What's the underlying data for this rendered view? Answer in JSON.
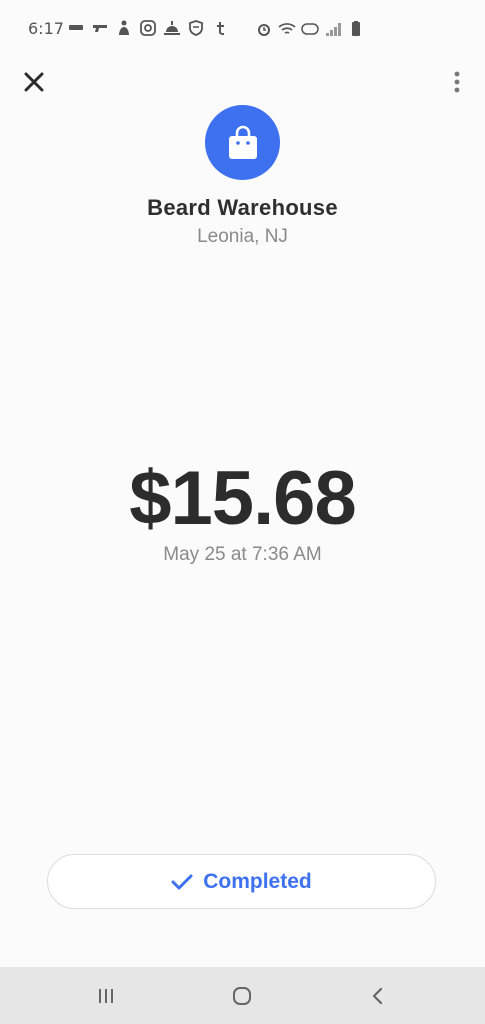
{
  "status_bar": {
    "time": "6:17",
    "left_icons": [
      "message-icon",
      "gun-icon",
      "figure-icon",
      "instagram-icon",
      "sunrise-icon",
      "shield-icon",
      "tumblr-icon"
    ],
    "right_icons": [
      "alarm-icon",
      "wifi-icon",
      "volte-icon",
      "signal-icon",
      "battery-icon"
    ]
  },
  "merchant": {
    "icon": "shopping-bag-icon",
    "name": "Beard Warehouse",
    "location": "Leonia, NJ"
  },
  "transaction": {
    "amount": "$15.68",
    "date": "May 25 at 7:36 AM"
  },
  "status_pill": {
    "icon": "checkmark-icon",
    "label": "Completed"
  },
  "colors": {
    "accent": "#3d71f0",
    "background": "#fbfbfb",
    "nav_bar": "#e6e6e6"
  },
  "nav_bar": {
    "items": [
      "recents-icon",
      "home-icon",
      "back-icon"
    ]
  }
}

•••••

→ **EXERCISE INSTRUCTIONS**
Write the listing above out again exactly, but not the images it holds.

→ **ANSWER TO THIS PROBLEM**
What's the underlying data for this rendered view? Answer in JSON.
{
  "status_bar": {
    "time": "6:17",
    "left_icons": [
      "message-icon",
      "gun-icon",
      "figure-icon",
      "instagram-icon",
      "sunrise-icon",
      "shield-icon",
      "tumblr-icon"
    ],
    "right_icons": [
      "alarm-icon",
      "wifi-icon",
      "volte-icon",
      "signal-icon",
      "battery-icon"
    ]
  },
  "merchant": {
    "icon": "shopping-bag-icon",
    "name": "Beard Warehouse",
    "location": "Leonia, NJ"
  },
  "transaction": {
    "amount": "$15.68",
    "date": "May 25 at 7:36 AM"
  },
  "status_pill": {
    "icon": "checkmark-icon",
    "label": "Completed"
  },
  "colors": {
    "accent": "#3d71f0",
    "background": "#fbfbfb",
    "nav_bar": "#e6e6e6"
  },
  "nav_bar": {
    "items": [
      "recents-icon",
      "home-icon",
      "back-icon"
    ]
  }
}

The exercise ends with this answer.